▸ **Instructions to follow**:
The data below is to be retyped exactly, line by line.

▸ **Input material**:

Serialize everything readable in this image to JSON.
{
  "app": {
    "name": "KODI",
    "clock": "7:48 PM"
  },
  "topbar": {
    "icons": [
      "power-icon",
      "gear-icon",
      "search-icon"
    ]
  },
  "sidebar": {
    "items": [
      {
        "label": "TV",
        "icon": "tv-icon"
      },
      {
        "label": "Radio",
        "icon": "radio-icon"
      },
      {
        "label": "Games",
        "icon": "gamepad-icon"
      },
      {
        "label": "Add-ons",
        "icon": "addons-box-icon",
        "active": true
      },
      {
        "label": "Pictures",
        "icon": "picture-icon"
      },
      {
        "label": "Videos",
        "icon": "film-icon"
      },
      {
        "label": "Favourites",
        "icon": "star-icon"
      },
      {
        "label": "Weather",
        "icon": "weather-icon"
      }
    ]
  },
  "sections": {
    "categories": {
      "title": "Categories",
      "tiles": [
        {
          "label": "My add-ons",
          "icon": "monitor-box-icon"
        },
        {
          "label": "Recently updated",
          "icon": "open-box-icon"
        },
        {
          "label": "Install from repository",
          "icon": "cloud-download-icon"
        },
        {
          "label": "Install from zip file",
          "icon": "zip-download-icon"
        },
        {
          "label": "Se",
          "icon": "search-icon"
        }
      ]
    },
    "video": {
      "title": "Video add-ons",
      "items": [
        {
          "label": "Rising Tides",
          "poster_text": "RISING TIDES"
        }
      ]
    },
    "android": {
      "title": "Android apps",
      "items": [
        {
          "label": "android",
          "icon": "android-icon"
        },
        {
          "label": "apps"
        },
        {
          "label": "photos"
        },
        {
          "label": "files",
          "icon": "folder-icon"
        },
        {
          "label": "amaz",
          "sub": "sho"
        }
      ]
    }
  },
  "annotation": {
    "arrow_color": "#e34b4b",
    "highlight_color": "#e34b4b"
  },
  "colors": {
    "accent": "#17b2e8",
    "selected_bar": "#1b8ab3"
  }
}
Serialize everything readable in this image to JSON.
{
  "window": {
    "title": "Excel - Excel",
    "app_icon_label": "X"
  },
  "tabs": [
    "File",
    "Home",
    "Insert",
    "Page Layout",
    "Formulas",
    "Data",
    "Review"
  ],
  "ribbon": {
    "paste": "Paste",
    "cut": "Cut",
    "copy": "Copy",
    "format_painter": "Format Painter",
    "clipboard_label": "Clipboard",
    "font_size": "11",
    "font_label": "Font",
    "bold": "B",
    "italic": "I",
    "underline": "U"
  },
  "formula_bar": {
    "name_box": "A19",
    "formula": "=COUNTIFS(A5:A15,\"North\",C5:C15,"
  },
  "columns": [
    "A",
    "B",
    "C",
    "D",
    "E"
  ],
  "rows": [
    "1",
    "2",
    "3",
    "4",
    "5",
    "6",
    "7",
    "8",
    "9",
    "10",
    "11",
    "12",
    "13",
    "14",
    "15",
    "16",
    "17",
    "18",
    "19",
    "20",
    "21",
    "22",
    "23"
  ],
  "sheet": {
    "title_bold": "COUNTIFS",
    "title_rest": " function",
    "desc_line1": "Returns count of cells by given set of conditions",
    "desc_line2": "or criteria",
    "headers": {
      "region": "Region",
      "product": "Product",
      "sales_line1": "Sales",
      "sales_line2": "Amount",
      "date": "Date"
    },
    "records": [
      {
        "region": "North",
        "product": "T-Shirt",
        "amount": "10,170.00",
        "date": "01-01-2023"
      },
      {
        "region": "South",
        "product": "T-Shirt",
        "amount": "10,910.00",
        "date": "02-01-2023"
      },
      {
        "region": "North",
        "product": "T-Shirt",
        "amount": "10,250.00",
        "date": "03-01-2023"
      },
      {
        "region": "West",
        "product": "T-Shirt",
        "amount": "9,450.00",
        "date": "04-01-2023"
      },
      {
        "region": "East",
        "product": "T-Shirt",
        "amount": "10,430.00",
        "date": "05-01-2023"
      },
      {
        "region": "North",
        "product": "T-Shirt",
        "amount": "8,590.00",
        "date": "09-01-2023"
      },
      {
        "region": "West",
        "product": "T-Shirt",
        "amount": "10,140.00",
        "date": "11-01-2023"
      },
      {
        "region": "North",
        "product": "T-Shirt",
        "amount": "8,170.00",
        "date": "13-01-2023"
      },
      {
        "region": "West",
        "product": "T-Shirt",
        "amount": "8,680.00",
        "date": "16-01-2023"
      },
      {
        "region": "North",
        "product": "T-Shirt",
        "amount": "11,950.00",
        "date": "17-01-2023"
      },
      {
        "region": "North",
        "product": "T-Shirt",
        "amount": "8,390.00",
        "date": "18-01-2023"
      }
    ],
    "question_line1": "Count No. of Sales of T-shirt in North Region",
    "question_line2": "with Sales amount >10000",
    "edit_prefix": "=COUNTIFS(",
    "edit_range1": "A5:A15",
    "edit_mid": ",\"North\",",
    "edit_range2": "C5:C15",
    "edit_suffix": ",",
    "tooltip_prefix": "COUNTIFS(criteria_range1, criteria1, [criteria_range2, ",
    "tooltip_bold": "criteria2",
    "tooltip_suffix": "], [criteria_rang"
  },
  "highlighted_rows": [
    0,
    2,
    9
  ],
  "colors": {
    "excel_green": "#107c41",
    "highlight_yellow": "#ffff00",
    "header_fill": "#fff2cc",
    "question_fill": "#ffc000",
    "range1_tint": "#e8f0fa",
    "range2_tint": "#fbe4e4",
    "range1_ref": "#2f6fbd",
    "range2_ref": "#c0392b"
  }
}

▸ **Solution below**:
Serialize everything readable in this image to JSON.
{
  "app": {
    "name": "KODI",
    "clock": "7:48 PM"
  },
  "topbar": {
    "icons": [
      "power-icon",
      "gear-icon",
      "search-icon"
    ]
  },
  "sidebar": {
    "items": [
      {
        "label": "TV",
        "icon": "tv-icon"
      },
      {
        "label": "Radio",
        "icon": "radio-icon"
      },
      {
        "label": "Games",
        "icon": "gamepad-icon"
      },
      {
        "label": "Add-ons",
        "icon": "addons-box-icon",
        "active": true
      },
      {
        "label": "Pictures",
        "icon": "picture-icon"
      },
      {
        "label": "Videos",
        "icon": "film-icon"
      },
      {
        "label": "Favourites",
        "icon": "star-icon"
      },
      {
        "label": "Weather",
        "icon": "weather-icon"
      }
    ]
  },
  "sections": {
    "categories": {
      "title": "Categories",
      "tiles": [
        {
          "label": "My add-ons",
          "icon": "monitor-box-icon"
        },
        {
          "label": "Recently updated",
          "icon": "open-box-icon"
        },
        {
          "label": "Install from repository",
          "icon": "cloud-download-icon"
        },
        {
          "label": "Install from zip file",
          "icon": "zip-download-icon"
        },
        {
          "label": "Se",
          "icon": "search-icon"
        }
      ]
    },
    "video": {
      "title": "Video add-ons",
      "items": [
        {
          "label": "Rising Tides",
          "poster_text": "RISING TIDES"
        }
      ]
    },
    "android": {
      "title": "Android apps",
      "items": [
        {
          "label": "android",
          "icon": "android-icon"
        },
        {
          "label": "apps"
        },
        {
          "label": "photos"
        },
        {
          "label": "files",
          "icon": "folder-icon"
        },
        {
          "label": "amaz",
          "sub": "sho"
        }
      ]
    }
  },
  "annotation": {
    "arrow_color": "#e34b4b",
    "highlight_color": "#e34b4b"
  },
  "colors": {
    "accent": "#17b2e8",
    "selected_bar": "#1b8ab3"
  }
}
Serialize everything readable in this image to JSON.
{
  "window": {
    "title": "Excel - Excel",
    "app_icon_label": "X"
  },
  "tabs": [
    "File",
    "Home",
    "Insert",
    "Page Layout",
    "Formulas",
    "Data",
    "Review"
  ],
  "ribbon": {
    "paste": "Paste",
    "cut": "Cut",
    "copy": "Copy",
    "format_painter": "Format Painter",
    "clipboard_label": "Clipboard",
    "font_size": "11",
    "font_label": "Font",
    "bold": "B",
    "italic": "I",
    "underline": "U"
  },
  "formula_bar": {
    "name_box": "A19",
    "formula": "=COUNTIFS(A5:A15,\"North\",C5:C15,"
  },
  "columns": [
    "A",
    "B",
    "C",
    "D",
    "E"
  ],
  "rows": [
    "1",
    "2",
    "3",
    "4",
    "5",
    "6",
    "7",
    "8",
    "9",
    "10",
    "11",
    "12",
    "13",
    "14",
    "15",
    "16",
    "17",
    "18",
    "19",
    "20",
    "21",
    "22",
    "23"
  ],
  "sheet": {
    "title_bold": "COUNTIFS",
    "title_rest": " function",
    "desc_line1": "Returns count of cells by given set of conditions",
    "desc_line2": "or criteria",
    "headers": {
      "region": "Region",
      "product": "Product",
      "sales_line1": "Sales",
      "sales_line2": "Amount",
      "date": "Date"
    },
    "records": [
      {
        "region": "North",
        "product": "T-Shirt",
        "amount": "10,170.00",
        "date": "01-01-2023"
      },
      {
        "region": "South",
        "product": "T-Shirt",
        "amount": "10,910.00",
        "date": "02-01-2023"
      },
      {
        "region": "North",
        "product": "T-Shirt",
        "amount": "10,250.00",
        "date": "03-01-2023"
      },
      {
        "region": "West",
        "product": "T-Shirt",
        "amount": "9,450.00",
        "date": "04-01-2023"
      },
      {
        "region": "East",
        "product": "T-Shirt",
        "amount": "10,430.00",
        "date": "05-01-2023"
      },
      {
        "region": "North",
        "product": "T-Shirt",
        "amount": "8,590.00",
        "date": "09-01-2023"
      },
      {
        "region": "West",
        "product": "T-Shirt",
        "amount": "10,140.00",
        "date": "11-01-2023"
      },
      {
        "region": "North",
        "product": "T-Shirt",
        "amount": "8,170.00",
        "date": "13-01-2023"
      },
      {
        "region": "West",
        "product": "T-Shirt",
        "amount": "8,680.00",
        "date": "16-01-2023"
      },
      {
        "region": "North",
        "product": "T-Shirt",
        "amount": "11,950.00",
        "date": "17-01-2023"
      },
      {
        "region": "North",
        "product": "T-Shirt",
        "amount": "8,390.00",
        "date": "18-01-2023"
      }
    ],
    "question_line1": "Count No. of Sales of T-shirt in North Region",
    "question_line2": "with Sales amount >10000",
    "edit_prefix": "=COUNTIFS(",
    "edit_range1": "A5:A15",
    "edit_mid": ",\"North\",",
    "edit_range2": "C5:C15",
    "edit_suffix": ",",
    "tooltip_prefix": "COUNTIFS(criteria_range1, criteria1, [criteria_range2, ",
    "tooltip_bold": "criteria2",
    "tooltip_suffix": "], [criteria_rang"
  },
  "highlighted_rows": [
    0,
    2,
    9
  ],
  "colors": {
    "excel_green": "#107c41",
    "highlight_yellow": "#ffff00",
    "header_fill": "#fff2cc",
    "question_fill": "#ffc000",
    "range1_tint": "#e8f0fa",
    "range2_tint": "#fbe4e4",
    "range1_ref": "#2f6fbd",
    "range2_ref": "#c0392b"
  }
}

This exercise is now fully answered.